▶ [Exercise description] Set down each record exactly as written.

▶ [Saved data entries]
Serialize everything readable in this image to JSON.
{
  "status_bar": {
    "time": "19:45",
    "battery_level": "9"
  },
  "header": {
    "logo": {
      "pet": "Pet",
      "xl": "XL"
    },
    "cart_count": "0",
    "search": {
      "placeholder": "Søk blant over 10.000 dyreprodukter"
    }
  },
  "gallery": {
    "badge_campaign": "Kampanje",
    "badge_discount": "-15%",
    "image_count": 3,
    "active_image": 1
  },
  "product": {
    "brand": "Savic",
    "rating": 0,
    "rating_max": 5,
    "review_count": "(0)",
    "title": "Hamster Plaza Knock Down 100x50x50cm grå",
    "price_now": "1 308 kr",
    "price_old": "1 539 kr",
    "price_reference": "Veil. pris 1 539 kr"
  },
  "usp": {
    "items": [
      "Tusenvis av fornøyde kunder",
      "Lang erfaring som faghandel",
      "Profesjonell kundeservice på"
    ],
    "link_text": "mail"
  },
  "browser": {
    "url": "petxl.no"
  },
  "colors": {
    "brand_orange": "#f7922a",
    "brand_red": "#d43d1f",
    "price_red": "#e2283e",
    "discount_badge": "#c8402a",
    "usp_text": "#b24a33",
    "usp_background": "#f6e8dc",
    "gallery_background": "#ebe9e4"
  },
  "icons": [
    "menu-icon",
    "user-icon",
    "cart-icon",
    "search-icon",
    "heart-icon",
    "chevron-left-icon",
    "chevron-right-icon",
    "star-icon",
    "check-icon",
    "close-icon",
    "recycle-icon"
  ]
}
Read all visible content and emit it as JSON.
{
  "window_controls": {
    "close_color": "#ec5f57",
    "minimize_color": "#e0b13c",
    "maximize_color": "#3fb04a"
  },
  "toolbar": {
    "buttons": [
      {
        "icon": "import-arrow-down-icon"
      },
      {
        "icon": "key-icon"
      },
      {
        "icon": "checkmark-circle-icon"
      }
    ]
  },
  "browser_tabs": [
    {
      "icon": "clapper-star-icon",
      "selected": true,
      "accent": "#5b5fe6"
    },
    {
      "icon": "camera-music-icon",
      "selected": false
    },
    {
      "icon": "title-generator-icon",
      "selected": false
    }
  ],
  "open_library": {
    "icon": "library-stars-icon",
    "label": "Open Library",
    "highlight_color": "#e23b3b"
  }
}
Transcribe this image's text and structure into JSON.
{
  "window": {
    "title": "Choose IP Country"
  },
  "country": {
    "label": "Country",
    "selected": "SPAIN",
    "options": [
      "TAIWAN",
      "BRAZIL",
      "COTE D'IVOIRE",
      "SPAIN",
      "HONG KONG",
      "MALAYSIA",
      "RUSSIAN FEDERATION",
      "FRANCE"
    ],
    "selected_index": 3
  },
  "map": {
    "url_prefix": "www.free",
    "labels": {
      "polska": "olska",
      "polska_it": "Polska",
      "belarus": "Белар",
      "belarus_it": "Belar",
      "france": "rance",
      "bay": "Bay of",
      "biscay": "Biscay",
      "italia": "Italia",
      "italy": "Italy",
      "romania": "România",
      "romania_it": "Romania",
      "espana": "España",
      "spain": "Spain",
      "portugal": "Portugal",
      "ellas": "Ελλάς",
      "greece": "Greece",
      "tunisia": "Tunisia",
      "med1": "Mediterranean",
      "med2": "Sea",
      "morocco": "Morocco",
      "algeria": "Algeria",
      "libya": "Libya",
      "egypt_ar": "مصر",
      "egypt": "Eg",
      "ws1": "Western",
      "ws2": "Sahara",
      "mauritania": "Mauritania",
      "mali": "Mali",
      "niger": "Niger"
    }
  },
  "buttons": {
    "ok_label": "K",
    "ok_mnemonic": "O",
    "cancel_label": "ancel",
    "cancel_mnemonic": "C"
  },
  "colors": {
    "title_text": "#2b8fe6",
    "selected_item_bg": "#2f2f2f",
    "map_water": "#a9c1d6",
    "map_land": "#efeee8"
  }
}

▶ [Answer section]
Serialize everything readable in this image to JSON.
{
  "status_bar": {
    "time": "19:45",
    "battery_level": "9"
  },
  "header": {
    "logo": {
      "pet": "Pet",
      "xl": "XL"
    },
    "cart_count": "0",
    "search": {
      "placeholder": "Søk blant over 10.000 dyreprodukter"
    }
  },
  "gallery": {
    "badge_campaign": "Kampanje",
    "badge_discount": "-15%",
    "image_count": 3,
    "active_image": 1
  },
  "product": {
    "brand": "Savic",
    "rating": 0,
    "rating_max": 5,
    "review_count": "(0)",
    "title": "Hamster Plaza Knock Down 100x50x50cm grå",
    "price_now": "1 308 kr",
    "price_old": "1 539 kr",
    "price_reference": "Veil. pris 1 539 kr"
  },
  "usp": {
    "items": [
      "Tusenvis av fornøyde kunder",
      "Lang erfaring som faghandel",
      "Profesjonell kundeservice på"
    ],
    "link_text": "mail"
  },
  "browser": {
    "url": "petxl.no"
  },
  "colors": {
    "brand_orange": "#f7922a",
    "brand_red": "#d43d1f",
    "price_red": "#e2283e",
    "discount_badge": "#c8402a",
    "usp_text": "#b24a33",
    "usp_background": "#f6e8dc",
    "gallery_background": "#ebe9e4"
  },
  "icons": [
    "menu-icon",
    "user-icon",
    "cart-icon",
    "search-icon",
    "heart-icon",
    "chevron-left-icon",
    "chevron-right-icon",
    "star-icon",
    "check-icon",
    "close-icon",
    "recycle-icon"
  ]
}
Read all visible content and emit it as JSON.
{
  "window_controls": {
    "close_color": "#ec5f57",
    "minimize_color": "#e0b13c",
    "maximize_color": "#3fb04a"
  },
  "toolbar": {
    "buttons": [
      {
        "icon": "import-arrow-down-icon"
      },
      {
        "icon": "key-icon"
      },
      {
        "icon": "checkmark-circle-icon"
      }
    ]
  },
  "browser_tabs": [
    {
      "icon": "clapper-star-icon",
      "selected": true,
      "accent": "#5b5fe6"
    },
    {
      "icon": "camera-music-icon",
      "selected": false
    },
    {
      "icon": "title-generator-icon",
      "selected": false
    }
  ],
  "open_library": {
    "icon": "library-stars-icon",
    "label": "Open Library",
    "highlight_color": "#e23b3b"
  }
}
Transcribe this image's text and structure into JSON.
{
  "window": {
    "title": "Choose IP Country"
  },
  "country": {
    "label": "Country",
    "selected": "SPAIN",
    "options": [
      "TAIWAN",
      "BRAZIL",
      "COTE D'IVOIRE",
      "SPAIN",
      "HONG KONG",
      "MALAYSIA",
      "RUSSIAN FEDERATION",
      "FRANCE"
    ],
    "selected_index": 3
  },
  "map": {
    "url_prefix": "www.free",
    "labels": {
      "polska": "olska",
      "polska_it": "Polska",
      "belarus": "Белар",
      "belarus_it": "Belar",
      "france": "rance",
      "bay": "Bay of",
      "biscay": "Biscay",
      "italia": "Italia",
      "italy": "Italy",
      "romania": "România",
      "romania_it": "Romania",
      "espana": "España",
      "spain": "Spain",
      "portugal": "Portugal",
      "ellas": "Ελλάς",
      "greece": "Greece",
      "tunisia": "Tunisia",
      "med1": "Mediterranean",
      "med2": "Sea",
      "morocco": "Morocco",
      "algeria": "Algeria",
      "libya": "Libya",
      "egypt_ar": "مصر",
      "egypt": "Eg",
      "ws1": "Western",
      "ws2": "Sahara",
      "mauritania": "Mauritania",
      "mali": "Mali",
      "niger": "Niger"
    }
  },
  "buttons": {
    "ok_label": "K",
    "ok_mnemonic": "O",
    "cancel_label": "ancel",
    "cancel_mnemonic": "C"
  },
  "colors": {
    "title_text": "#2b8fe6",
    "selected_item_bg": "#2f2f2f",
    "map_water": "#a9c1d6",
    "map_land": "#efeee8"
  }
}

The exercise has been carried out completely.